## Requirement
The answer is every line in the data below that contains the word "number".

## Input for this task

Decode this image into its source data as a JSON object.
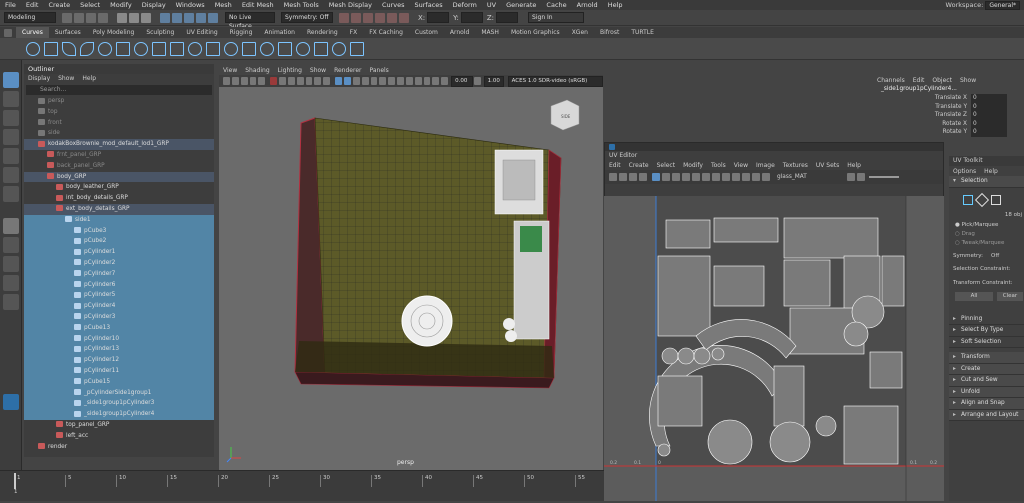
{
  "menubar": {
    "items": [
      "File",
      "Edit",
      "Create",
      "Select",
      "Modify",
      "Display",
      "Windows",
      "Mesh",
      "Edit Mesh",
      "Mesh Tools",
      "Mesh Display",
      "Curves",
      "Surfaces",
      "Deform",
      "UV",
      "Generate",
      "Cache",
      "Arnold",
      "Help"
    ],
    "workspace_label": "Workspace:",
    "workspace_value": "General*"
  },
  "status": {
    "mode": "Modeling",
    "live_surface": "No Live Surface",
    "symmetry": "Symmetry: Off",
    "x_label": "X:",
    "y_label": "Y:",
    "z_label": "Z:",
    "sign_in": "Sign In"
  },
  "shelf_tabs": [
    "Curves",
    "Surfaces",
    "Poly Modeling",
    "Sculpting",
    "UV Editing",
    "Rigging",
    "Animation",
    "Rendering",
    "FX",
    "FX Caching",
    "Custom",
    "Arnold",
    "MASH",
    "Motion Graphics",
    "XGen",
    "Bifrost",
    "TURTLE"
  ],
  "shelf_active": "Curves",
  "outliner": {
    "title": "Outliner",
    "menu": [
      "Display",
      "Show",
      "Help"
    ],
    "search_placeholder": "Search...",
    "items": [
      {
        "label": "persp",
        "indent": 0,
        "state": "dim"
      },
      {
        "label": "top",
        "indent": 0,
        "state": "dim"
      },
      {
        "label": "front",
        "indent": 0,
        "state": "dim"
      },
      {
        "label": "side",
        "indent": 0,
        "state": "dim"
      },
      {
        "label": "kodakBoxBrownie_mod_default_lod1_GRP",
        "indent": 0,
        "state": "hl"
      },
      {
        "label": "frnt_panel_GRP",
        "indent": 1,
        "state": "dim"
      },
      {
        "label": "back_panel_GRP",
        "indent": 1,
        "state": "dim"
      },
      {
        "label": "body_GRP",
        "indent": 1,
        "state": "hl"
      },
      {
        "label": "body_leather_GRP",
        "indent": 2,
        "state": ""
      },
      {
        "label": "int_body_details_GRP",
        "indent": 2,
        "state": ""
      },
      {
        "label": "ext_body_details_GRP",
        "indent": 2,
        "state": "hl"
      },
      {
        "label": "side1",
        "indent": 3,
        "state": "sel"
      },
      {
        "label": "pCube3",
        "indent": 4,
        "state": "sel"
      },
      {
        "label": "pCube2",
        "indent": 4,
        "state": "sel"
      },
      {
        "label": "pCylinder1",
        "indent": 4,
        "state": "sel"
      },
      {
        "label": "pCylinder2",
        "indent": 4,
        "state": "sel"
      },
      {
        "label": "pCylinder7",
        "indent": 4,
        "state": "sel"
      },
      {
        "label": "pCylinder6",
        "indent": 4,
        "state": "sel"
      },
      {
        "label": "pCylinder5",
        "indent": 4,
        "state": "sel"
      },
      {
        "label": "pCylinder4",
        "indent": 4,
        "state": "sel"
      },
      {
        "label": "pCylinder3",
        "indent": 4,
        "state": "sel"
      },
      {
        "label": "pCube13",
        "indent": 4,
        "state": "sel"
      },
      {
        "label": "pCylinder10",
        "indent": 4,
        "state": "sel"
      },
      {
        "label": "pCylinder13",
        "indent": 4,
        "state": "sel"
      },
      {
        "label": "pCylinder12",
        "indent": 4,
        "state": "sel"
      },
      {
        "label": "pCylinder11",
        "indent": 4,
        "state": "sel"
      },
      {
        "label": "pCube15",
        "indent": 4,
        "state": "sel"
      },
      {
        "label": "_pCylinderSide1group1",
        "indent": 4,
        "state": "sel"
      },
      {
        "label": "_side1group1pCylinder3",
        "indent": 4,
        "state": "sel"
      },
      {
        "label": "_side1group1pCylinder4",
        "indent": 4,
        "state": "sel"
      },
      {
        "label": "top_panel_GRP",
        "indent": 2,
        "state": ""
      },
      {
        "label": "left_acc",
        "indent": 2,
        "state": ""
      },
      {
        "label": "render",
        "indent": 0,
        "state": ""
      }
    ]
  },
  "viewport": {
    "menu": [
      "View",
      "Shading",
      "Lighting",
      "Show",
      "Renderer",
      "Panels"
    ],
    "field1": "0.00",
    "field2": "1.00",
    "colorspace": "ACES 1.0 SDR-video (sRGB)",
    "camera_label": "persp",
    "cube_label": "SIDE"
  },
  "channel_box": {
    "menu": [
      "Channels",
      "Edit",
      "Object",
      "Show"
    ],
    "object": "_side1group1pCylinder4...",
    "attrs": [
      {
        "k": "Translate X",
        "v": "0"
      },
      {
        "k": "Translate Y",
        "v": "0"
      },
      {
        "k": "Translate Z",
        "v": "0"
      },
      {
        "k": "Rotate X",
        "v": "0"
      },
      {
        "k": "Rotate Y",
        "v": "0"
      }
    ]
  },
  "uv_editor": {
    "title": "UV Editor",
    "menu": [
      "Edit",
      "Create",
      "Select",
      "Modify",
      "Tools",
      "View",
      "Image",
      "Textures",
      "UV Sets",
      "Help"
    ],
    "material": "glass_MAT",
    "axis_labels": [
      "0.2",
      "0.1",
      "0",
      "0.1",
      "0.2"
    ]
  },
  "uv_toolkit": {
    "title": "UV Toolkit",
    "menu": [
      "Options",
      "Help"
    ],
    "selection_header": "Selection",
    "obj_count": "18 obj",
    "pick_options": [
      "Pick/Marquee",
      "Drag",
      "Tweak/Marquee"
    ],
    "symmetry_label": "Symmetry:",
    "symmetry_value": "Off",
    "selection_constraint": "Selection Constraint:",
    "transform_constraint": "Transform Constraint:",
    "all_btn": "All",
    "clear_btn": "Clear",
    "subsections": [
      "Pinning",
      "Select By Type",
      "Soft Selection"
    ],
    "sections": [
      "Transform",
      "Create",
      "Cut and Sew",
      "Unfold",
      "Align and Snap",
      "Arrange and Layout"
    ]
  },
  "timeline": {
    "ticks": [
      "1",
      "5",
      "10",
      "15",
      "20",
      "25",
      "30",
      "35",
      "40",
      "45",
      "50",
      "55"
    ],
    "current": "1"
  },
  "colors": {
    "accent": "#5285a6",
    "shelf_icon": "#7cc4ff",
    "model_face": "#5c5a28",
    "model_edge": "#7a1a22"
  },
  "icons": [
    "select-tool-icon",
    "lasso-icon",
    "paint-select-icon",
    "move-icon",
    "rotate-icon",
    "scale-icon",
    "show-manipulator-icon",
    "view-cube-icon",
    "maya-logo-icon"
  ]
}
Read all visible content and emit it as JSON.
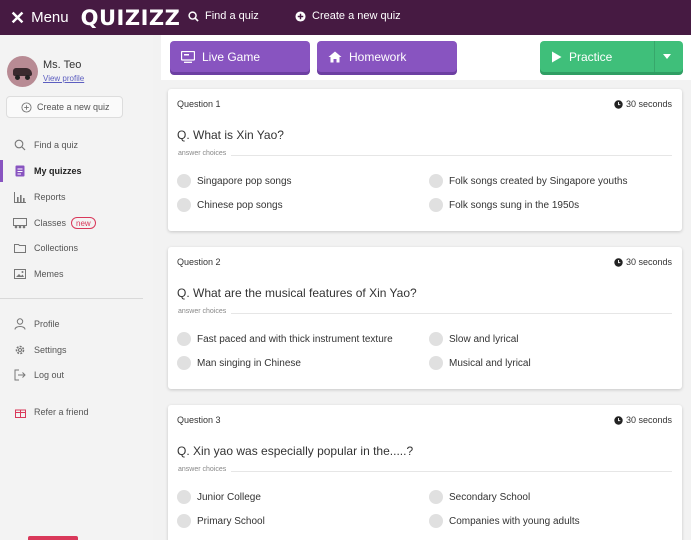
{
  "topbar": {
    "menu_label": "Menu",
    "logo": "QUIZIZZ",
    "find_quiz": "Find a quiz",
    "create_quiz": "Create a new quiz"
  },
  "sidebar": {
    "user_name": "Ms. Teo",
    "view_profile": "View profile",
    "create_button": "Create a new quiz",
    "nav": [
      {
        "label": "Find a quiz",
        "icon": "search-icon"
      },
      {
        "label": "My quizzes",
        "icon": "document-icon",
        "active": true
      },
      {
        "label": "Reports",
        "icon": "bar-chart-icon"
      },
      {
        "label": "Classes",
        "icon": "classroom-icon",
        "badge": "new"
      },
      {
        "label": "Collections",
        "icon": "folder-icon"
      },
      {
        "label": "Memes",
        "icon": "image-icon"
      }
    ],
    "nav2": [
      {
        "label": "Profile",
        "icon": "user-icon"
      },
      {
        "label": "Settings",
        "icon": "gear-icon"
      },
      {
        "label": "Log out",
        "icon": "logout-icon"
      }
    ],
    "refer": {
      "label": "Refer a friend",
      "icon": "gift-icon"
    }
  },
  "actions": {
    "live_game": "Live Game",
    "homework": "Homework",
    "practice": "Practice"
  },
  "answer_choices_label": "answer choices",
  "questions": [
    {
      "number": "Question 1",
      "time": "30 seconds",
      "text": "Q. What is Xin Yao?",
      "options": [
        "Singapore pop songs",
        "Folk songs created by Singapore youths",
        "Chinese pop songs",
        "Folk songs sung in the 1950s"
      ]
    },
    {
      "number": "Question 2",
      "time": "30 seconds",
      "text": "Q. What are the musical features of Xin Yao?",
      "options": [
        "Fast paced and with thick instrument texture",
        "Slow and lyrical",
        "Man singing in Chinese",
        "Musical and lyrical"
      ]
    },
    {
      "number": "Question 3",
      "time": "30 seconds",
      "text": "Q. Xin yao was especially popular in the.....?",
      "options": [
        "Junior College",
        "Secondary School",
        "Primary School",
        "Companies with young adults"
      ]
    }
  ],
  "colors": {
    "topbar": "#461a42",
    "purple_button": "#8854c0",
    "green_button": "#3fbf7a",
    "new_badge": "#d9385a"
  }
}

## Answer box
      "number": "Question 1",
      "number": "Question 2",
      "number": "Question 3",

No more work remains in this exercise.